> THE TASK
The word "this" marks the lines you need; copy each of them from the data.

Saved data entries

※ ※ ※

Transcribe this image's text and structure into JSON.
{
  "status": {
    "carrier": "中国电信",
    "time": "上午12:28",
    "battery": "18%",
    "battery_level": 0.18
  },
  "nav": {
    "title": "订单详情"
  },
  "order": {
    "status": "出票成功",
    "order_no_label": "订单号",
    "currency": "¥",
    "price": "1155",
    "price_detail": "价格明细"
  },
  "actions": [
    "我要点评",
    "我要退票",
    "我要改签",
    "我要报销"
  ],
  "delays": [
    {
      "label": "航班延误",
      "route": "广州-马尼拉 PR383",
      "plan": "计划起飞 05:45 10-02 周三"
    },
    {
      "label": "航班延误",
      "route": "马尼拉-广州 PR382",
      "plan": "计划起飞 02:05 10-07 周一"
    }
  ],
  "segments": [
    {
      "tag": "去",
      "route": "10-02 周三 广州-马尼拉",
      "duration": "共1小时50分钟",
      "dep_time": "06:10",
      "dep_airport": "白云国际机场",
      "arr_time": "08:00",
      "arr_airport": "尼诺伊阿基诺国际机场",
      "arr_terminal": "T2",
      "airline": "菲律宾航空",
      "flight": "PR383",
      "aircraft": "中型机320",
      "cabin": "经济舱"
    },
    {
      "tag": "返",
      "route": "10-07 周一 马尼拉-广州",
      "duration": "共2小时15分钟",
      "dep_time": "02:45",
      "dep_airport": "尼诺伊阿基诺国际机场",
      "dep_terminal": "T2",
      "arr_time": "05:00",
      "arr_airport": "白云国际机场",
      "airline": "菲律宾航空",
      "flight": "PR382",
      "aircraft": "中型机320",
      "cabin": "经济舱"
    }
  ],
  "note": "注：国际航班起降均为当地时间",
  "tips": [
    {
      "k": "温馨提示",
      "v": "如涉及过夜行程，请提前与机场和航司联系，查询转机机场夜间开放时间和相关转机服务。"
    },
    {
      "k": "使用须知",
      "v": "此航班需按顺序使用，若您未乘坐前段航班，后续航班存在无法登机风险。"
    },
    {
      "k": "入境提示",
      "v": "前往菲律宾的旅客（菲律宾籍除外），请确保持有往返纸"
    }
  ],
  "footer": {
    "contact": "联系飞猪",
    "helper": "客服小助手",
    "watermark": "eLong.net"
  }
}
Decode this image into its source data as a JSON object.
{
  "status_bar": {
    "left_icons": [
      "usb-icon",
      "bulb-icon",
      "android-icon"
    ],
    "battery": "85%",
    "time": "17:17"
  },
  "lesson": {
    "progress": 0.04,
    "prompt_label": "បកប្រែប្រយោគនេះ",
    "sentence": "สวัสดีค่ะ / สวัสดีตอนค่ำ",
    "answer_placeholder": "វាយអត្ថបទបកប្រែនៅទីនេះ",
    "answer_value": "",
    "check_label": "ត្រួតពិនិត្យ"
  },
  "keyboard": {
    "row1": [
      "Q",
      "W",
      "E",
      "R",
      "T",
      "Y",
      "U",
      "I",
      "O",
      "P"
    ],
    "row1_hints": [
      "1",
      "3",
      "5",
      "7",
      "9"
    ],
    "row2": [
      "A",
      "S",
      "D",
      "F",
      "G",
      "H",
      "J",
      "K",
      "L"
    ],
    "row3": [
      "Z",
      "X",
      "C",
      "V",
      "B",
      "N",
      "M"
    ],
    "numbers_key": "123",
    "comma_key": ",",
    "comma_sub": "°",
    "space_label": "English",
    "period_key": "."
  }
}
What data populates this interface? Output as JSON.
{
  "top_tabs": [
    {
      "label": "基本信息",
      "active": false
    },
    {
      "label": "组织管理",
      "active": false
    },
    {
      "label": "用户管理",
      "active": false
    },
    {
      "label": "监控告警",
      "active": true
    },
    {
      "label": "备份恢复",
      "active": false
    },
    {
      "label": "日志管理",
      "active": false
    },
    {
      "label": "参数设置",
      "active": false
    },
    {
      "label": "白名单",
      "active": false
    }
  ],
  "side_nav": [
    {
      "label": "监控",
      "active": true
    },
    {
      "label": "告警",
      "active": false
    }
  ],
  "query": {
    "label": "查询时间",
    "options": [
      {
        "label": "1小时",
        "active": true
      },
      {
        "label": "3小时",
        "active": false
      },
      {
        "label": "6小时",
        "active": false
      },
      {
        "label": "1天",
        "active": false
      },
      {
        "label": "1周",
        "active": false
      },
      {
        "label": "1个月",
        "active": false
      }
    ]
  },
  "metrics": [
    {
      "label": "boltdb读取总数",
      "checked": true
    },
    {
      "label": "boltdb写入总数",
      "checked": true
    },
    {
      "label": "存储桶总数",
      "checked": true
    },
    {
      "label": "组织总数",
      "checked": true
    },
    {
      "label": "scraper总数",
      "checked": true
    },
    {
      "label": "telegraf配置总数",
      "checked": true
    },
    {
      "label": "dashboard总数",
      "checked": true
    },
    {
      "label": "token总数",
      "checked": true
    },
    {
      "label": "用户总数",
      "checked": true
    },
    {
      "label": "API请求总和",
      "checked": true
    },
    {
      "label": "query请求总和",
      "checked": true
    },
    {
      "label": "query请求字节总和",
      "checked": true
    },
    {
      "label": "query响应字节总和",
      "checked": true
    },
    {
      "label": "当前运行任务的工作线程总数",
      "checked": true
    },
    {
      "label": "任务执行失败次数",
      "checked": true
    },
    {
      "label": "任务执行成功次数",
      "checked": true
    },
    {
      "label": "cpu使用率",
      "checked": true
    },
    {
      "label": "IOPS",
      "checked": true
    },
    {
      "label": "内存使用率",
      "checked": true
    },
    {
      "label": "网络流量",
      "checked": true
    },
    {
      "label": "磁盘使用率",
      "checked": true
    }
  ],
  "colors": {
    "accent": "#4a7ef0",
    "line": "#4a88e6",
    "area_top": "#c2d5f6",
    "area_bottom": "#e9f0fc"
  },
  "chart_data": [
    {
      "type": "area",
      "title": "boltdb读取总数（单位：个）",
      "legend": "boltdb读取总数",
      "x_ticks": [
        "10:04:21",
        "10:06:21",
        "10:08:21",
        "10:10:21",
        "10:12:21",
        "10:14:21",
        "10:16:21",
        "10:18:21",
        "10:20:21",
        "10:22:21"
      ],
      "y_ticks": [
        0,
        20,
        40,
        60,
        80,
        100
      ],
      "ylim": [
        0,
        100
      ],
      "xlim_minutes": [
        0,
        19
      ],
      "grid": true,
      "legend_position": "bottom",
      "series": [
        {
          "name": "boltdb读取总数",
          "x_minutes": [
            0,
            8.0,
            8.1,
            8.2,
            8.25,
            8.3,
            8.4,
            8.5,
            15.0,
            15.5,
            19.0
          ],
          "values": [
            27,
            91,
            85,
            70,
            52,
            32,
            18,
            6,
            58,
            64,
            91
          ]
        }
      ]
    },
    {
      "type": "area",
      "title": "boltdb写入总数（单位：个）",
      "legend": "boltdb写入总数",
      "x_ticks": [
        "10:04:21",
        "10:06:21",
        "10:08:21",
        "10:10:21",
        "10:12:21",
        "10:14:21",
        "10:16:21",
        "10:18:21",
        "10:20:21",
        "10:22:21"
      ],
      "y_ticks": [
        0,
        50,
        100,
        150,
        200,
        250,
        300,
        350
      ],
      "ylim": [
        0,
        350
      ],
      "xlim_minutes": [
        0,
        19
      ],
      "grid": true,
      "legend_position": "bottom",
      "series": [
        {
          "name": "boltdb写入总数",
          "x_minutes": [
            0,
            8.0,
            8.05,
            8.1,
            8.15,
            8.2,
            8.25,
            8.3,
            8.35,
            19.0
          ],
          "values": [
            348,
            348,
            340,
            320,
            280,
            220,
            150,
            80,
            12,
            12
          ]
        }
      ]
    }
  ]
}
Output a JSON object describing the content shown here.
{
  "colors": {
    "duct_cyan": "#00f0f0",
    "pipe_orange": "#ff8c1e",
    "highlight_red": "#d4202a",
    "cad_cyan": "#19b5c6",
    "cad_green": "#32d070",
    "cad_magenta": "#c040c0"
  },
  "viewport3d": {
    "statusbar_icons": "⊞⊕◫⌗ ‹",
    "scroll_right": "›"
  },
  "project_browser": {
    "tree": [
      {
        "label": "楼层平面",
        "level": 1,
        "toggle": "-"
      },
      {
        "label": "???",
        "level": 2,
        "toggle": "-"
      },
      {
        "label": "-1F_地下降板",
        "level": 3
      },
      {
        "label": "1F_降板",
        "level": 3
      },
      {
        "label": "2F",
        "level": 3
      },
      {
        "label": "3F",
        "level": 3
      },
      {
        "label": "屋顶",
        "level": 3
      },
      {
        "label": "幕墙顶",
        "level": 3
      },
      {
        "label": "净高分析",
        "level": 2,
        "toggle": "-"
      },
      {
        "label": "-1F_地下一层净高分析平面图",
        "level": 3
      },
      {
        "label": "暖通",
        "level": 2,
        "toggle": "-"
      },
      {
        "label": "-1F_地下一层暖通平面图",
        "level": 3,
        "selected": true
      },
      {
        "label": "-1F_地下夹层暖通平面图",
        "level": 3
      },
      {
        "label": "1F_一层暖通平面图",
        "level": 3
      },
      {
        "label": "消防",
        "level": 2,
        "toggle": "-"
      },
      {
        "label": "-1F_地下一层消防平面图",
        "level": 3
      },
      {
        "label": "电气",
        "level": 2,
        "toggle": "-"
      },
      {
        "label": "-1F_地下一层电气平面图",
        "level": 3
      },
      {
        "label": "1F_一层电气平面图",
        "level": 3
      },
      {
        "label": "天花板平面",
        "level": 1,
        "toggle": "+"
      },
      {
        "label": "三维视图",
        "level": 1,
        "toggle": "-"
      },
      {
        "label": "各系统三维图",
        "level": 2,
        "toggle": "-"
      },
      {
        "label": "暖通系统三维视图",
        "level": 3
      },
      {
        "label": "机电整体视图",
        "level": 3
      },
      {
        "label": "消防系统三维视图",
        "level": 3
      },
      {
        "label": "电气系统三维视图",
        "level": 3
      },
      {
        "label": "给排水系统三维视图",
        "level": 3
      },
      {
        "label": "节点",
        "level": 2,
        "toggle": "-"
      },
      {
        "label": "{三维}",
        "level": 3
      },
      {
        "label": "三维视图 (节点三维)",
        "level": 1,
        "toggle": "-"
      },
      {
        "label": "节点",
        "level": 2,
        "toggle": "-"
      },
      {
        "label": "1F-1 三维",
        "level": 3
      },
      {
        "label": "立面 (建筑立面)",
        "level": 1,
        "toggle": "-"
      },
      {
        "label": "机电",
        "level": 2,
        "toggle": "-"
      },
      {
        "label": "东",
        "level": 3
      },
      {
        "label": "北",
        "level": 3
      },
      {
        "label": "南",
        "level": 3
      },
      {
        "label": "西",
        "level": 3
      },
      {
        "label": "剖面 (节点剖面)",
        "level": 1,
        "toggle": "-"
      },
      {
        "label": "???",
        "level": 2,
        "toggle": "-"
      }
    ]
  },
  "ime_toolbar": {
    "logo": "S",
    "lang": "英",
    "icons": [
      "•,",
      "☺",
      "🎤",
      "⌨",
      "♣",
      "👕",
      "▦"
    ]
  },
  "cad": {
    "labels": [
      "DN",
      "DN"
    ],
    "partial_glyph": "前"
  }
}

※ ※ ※

> SOLVED PROBLEM
Transcribe this image's text and structure into JSON.
Decode this image into its source data as a JSON object.
What data populates this interface? Output as JSON.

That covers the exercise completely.